A few weeks ago when Sid Davis dropped off the information on the WLS picnic, he also brought a couple of articles about a tornado that struck Hamilton County in 1902.
That inspired me to try to compile a list of all the tornadoes in this county prior to the devastating Palm Sunday tornado of 1965.
Because most online sources for tornado stats, like the National Weather Service, only go back to 1950, I drew my information from accounts I found in the old newspapers.
I won’t claim the following list is 100 percent accurate, though. Although all the incidents came from stories that specifically mentioned tornado damage, it’s possible, especially in the early years, that straight line winds were sometimes to blame.
Also, additional tornadoes, or “cyclones,” could have touched down unobserved and / or unrecorded.
(Tornadoes were often inaccurately described as “cyclones” during the 1800s. While both are violent storms with powerful, rotating winds, they differ in several respects, such as size, how they’re formed and where they’re formed.)
The earliest reference I found to a tornado in this county appears in the March 15, 1907 Enterprise. According to the article, a “cyclone” ripped through the area of the Chester church and school north of Westfield (around U.S. 31 and 196th Street) on March 12, 1866.
I wasn’t able to confirm any information about that particular twister since no local newspapers are available for 1866, but the remaining tornadoes on the list were all taken from reports published at the time of the storms.
In the early hours of July 16, 1875, a “perfect cyclone” passed through Fall Creek and Delaware Townships. It was actually part of several storms that came through the county between the 15th and 17th. Trees and fences were blown down, and corn, oats and wheat crops were flattened.
Additional destruction was reported in Noblesville and Chicago (the area around Little Chicago Road and State Road 38,) but it’s unclear if that was from the tornado.
Fishersburg, on the Hamilton County / Madison County line, was hit by the “worst tornado that ever visited this vicinity” on September 25, 1878. Some men who were threshing when the tornado struck sought shelter behind a wheat stack only to have it blow down, burying them. They survived, but another man who’d been laying down railroad tracks nearby was killed by a falling tree.
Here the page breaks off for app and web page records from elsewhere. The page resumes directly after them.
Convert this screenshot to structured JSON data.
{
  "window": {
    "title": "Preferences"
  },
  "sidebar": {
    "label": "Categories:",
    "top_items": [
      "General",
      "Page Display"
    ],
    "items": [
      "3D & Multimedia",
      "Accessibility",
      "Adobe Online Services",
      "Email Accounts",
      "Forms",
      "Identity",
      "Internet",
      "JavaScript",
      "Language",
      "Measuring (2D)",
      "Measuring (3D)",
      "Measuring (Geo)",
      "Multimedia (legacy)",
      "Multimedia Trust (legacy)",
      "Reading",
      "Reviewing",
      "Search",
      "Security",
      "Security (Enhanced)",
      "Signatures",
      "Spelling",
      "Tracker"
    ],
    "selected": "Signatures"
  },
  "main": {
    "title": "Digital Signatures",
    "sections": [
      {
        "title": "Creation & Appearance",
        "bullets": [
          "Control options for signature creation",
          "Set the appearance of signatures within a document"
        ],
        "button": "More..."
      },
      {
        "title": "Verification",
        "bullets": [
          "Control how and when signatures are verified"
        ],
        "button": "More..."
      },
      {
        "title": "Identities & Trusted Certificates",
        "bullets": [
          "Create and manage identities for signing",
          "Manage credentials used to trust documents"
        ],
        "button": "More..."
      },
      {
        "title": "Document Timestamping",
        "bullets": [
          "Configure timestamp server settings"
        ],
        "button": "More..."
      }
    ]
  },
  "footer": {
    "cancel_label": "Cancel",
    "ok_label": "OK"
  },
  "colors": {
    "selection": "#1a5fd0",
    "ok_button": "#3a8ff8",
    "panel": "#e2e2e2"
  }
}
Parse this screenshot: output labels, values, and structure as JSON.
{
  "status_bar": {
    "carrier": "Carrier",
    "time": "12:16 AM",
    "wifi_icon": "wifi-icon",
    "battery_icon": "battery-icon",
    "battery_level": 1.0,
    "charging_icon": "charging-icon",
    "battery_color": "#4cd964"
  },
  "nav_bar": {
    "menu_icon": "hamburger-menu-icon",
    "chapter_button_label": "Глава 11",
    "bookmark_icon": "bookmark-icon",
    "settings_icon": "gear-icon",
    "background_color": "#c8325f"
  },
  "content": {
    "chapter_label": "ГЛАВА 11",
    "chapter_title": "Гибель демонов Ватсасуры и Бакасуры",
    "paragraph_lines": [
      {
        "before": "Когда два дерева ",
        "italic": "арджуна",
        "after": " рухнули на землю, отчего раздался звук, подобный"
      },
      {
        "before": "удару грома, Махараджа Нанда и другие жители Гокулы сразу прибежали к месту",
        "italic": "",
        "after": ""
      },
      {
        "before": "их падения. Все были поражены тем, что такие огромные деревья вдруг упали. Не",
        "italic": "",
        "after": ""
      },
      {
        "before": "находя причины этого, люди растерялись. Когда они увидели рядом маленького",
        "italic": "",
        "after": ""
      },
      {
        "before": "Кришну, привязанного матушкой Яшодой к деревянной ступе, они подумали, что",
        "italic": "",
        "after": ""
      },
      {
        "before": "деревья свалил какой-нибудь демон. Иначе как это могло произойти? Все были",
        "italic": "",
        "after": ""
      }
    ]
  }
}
On the evening of June 14, 1880, a funnel cloud about one-quarter of a mile wide roared through the northern part of the county, from Adams Township to Perkinsville, and “everything in its track was literally torn to shreds.”
The south side of Cicero was nearly wiped out. Homes were flattened, roofs torn off, and barns and orchards were wrecked. The Methodist church was turned into a pile of rubble — yet the tornado spared the parsonage, about 15 feet away.
Buildings were also destroyed at Strawtown. The tornado even sucked up water and fish from White River.
Miraculously, although seventeen people were injured — some of them severely — the only deaths were farm animals.
Three years later on the evening of July 16, 1883, an “incipient cyclone” hit Noblesville, tearing off roofs, blowing down trees and damaging the Presbyterian church’s steeple.
The publisher of the Noblesville Independent, W. H. Boswell, returned from a trip to Chicago to discover the Independent’s composing room destroyed. A board had been flung through a window in the office, letting in the wind and pouring rain. Copy was blown away and 15 cases of type were scattered across the floor amidst piles of debris.
The Independent was only able to produce a newspaper that week thanks to material donated by the editor of the rival Republican Ledger.
More tornadoes next week.

Paula Dunn’s From Time to Thyme column appears on Wednesdays in The Times. Contact her at younggardenerfriend@gmail.com